**Your goal**
Write out only the lines from the line containing "Transcribe this image's" to the end of the listing below, both included, exactly as they stand. Drop the pictures.

**Data to process**
-.-.-
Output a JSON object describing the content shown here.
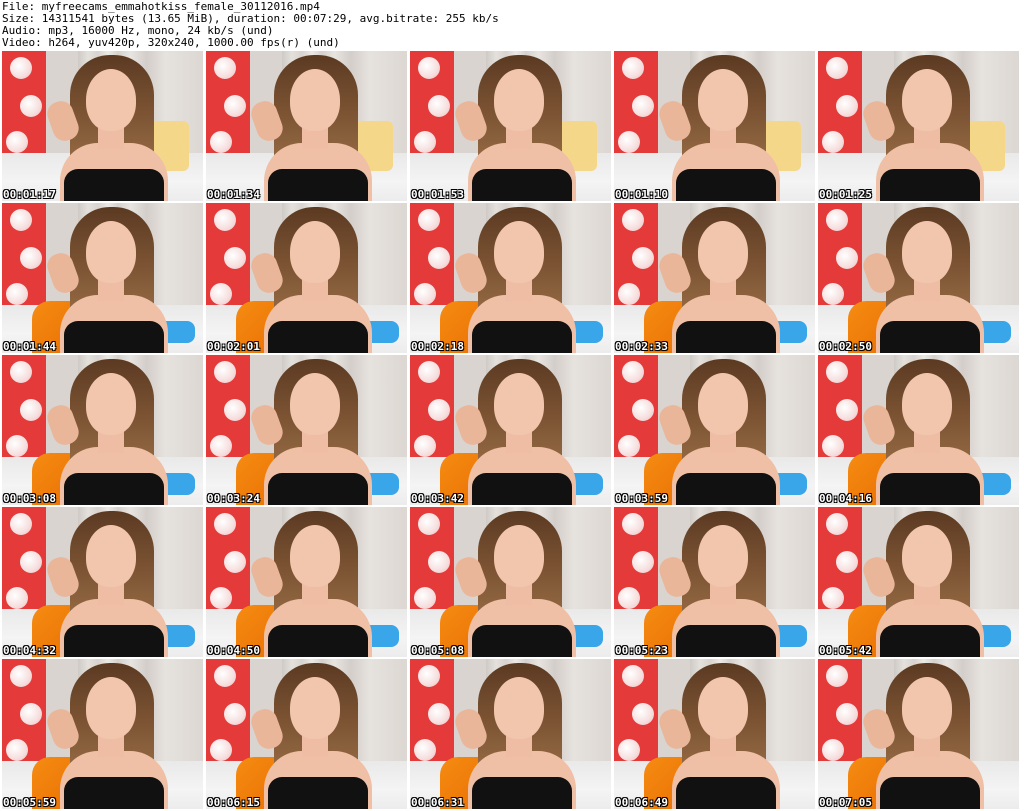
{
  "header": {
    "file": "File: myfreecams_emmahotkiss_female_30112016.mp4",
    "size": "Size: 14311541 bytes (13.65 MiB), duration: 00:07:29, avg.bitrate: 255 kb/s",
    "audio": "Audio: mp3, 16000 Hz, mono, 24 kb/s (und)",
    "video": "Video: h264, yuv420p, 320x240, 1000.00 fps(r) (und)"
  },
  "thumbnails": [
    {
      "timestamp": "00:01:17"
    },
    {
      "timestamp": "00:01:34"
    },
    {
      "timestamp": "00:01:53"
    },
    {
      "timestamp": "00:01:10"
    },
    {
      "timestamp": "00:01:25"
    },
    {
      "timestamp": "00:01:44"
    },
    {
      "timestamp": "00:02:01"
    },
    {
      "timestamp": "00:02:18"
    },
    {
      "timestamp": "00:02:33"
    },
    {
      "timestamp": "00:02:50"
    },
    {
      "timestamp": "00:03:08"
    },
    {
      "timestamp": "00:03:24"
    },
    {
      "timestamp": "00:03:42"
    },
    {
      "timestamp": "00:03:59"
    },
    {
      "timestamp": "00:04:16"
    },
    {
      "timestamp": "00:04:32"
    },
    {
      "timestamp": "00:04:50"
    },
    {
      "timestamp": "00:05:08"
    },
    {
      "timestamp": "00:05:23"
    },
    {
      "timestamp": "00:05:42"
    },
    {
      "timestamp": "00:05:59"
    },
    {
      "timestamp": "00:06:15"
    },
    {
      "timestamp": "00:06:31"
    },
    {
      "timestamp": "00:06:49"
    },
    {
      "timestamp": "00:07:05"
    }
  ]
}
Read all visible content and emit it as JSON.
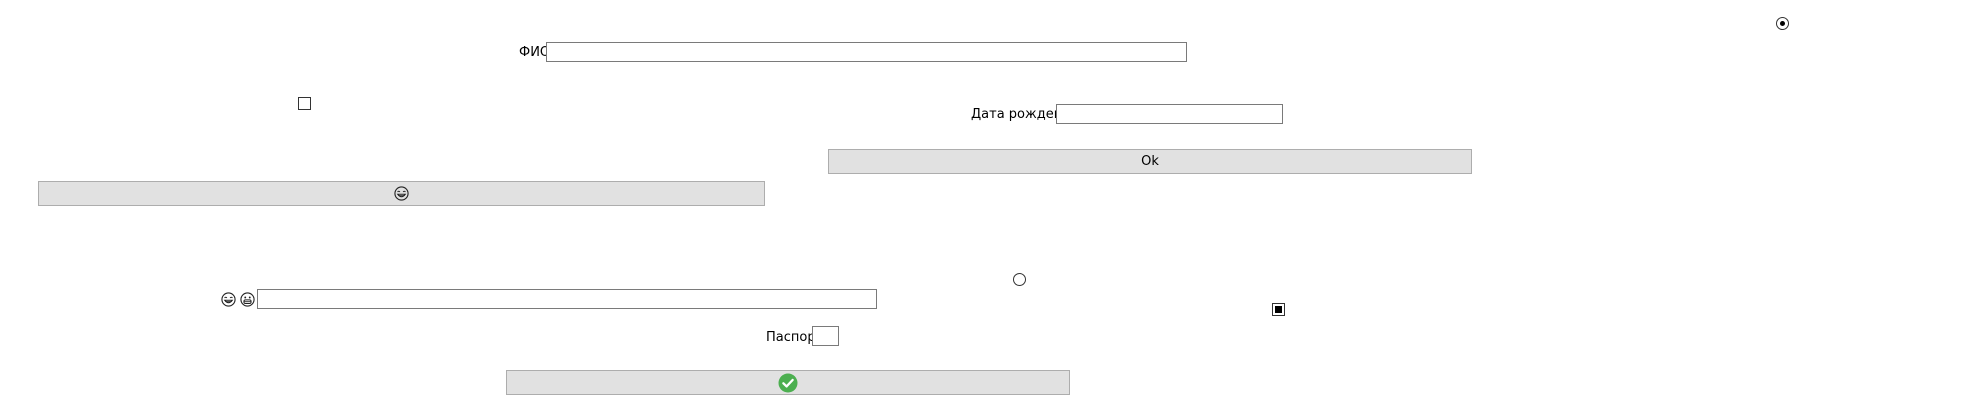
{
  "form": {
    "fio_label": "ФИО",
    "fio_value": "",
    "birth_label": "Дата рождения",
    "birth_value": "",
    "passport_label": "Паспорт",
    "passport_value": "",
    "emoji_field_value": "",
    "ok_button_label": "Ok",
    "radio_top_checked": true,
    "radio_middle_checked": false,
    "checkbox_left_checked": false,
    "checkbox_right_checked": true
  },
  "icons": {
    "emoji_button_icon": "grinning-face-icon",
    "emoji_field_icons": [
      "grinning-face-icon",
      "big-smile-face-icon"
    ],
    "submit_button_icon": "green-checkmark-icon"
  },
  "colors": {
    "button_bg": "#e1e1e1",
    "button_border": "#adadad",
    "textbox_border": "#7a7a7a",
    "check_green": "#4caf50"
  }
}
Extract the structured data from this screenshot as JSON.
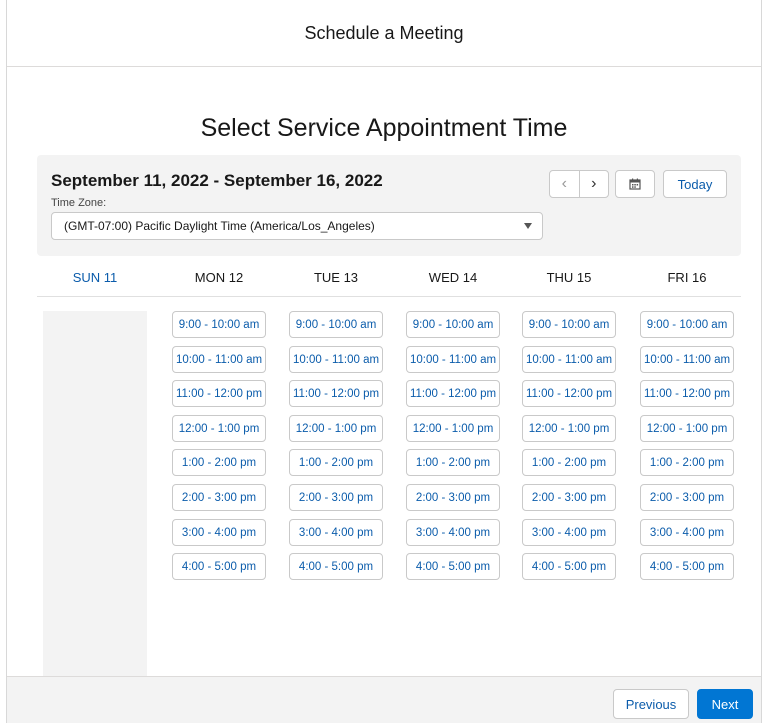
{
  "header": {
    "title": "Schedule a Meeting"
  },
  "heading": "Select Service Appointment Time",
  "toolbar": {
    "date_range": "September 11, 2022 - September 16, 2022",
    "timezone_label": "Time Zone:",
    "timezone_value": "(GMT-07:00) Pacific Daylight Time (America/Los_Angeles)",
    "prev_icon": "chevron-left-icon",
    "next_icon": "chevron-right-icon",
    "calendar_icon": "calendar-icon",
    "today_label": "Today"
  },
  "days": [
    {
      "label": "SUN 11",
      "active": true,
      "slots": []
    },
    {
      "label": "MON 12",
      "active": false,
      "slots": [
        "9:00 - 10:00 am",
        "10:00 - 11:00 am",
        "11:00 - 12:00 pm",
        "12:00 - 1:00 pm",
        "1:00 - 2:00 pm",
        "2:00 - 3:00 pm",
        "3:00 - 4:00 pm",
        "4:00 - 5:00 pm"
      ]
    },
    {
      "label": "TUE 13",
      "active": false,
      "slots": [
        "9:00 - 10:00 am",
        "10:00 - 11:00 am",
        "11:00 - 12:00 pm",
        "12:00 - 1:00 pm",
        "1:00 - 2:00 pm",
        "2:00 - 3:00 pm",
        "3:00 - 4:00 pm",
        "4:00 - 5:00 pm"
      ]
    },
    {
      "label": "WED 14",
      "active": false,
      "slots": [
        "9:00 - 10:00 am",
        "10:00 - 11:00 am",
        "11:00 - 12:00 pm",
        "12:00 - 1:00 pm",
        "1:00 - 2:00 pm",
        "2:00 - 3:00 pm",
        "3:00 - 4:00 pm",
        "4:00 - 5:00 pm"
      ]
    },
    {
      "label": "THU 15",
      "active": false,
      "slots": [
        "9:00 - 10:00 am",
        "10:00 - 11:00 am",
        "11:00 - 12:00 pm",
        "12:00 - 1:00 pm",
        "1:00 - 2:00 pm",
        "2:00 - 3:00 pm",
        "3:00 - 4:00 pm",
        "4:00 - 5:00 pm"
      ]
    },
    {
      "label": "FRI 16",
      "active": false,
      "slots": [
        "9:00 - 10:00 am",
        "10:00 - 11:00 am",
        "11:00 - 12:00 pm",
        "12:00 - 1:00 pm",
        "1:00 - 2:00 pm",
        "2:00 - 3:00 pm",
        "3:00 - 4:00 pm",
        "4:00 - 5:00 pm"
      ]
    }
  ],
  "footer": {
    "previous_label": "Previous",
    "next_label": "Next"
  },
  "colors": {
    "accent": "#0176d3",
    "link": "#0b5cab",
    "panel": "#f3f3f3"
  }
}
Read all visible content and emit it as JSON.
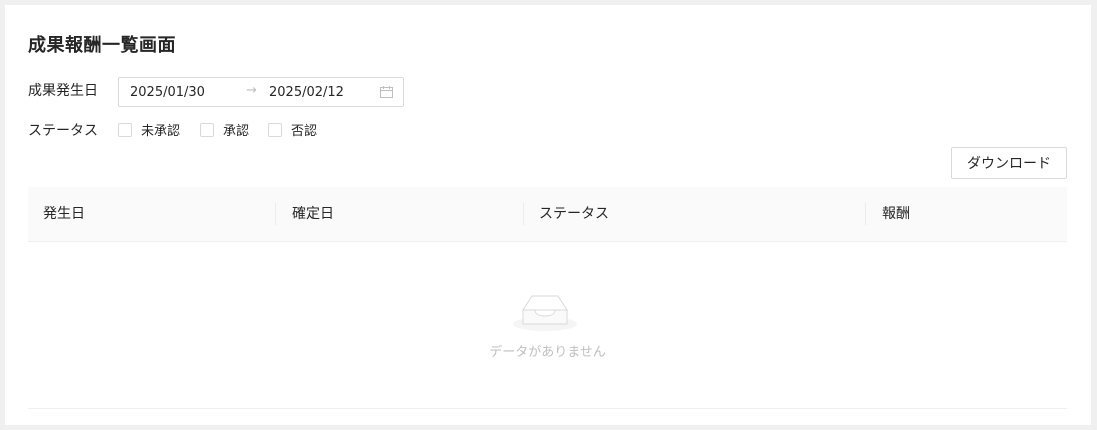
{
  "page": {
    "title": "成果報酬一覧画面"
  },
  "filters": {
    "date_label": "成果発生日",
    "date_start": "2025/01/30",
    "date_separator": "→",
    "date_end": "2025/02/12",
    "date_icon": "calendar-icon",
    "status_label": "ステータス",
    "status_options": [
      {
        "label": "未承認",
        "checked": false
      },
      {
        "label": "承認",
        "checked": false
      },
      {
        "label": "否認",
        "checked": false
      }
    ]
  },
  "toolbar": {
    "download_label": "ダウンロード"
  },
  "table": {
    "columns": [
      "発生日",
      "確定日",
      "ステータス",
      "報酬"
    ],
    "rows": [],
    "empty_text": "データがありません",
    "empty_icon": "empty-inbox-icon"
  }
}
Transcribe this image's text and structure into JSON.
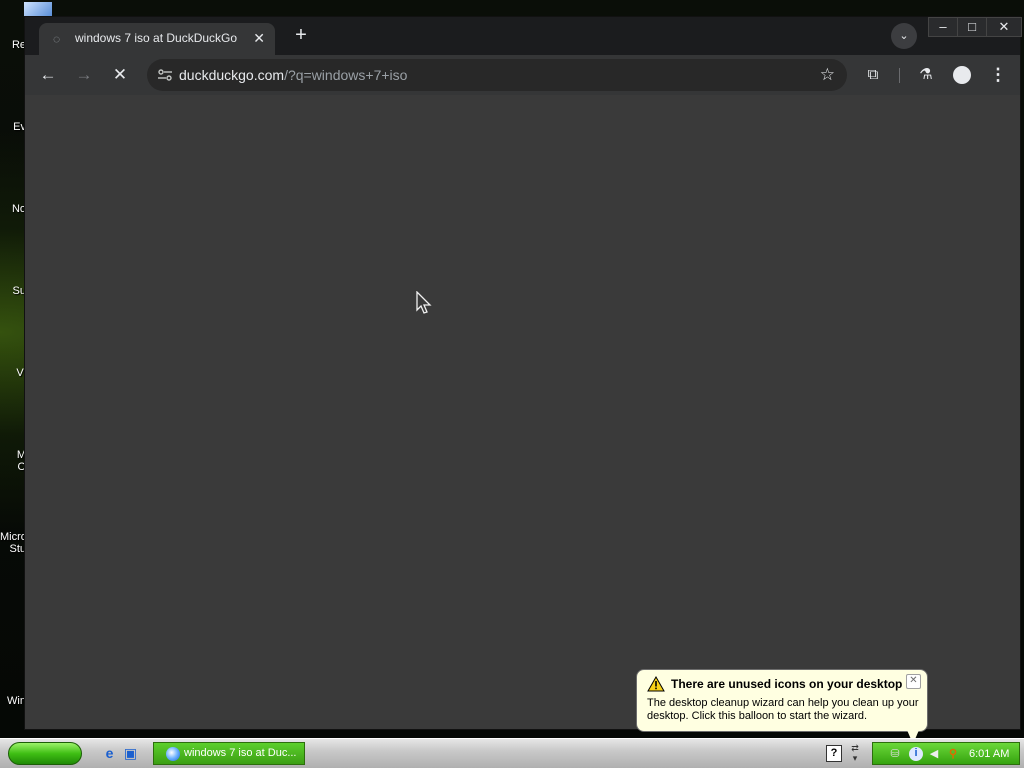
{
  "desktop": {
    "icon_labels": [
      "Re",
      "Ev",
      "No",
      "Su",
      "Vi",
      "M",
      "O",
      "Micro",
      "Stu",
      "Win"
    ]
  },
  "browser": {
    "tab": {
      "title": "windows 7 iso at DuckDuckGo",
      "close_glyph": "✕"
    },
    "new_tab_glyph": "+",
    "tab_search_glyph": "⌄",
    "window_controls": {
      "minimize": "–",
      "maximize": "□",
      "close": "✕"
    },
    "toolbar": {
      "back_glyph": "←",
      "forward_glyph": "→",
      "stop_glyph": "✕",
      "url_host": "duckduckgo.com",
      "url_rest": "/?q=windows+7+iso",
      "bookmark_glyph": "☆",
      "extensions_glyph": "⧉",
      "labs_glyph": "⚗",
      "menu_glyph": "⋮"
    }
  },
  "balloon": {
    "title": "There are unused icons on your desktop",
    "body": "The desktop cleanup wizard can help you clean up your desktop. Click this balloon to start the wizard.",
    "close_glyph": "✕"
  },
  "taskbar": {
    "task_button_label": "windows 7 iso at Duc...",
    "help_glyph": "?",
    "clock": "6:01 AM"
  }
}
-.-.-
**Response area**
Transcribe this image's text and structure into JSON.
{
  "desktop": {
    "icon_labels": [
      "Re",
      "Ev",
      "No",
      "Su",
      "Vi",
      "M",
      "O",
      "Micro",
      "Stu",
      "Win"
    ]
  },
  "browser": {
    "tab": {
      "title": "windows 7 iso at DuckDuckGo",
      "close_glyph": "✕"
    },
    "new_tab_glyph": "+",
    "tab_search_glyph": "⌄",
    "window_controls": {
      "minimize": "–",
      "maximize": "□",
      "close": "✕"
    },
    "toolbar": {
      "back_glyph": "←",
      "forward_glyph": "→",
      "stop_glyph": "✕",
      "url_host": "duckduckgo.com",
      "url_rest": "/?q=windows+7+iso",
      "bookmark_glyph": "☆",
      "extensions_glyph": "⧉",
      "labs_glyph": "⚗",
      "menu_glyph": "⋮"
    }
  },
  "balloon": {
    "title": "There are unused icons on your desktop",
    "body": "The desktop cleanup wizard can help you clean up your desktop. Click this balloon to start the wizard.",
    "close_glyph": "✕"
  },
  "taskbar": {
    "task_button_label": "windows 7 iso at Duc...",
    "help_glyph": "?",
    "clock": "6:01 AM"
  }
}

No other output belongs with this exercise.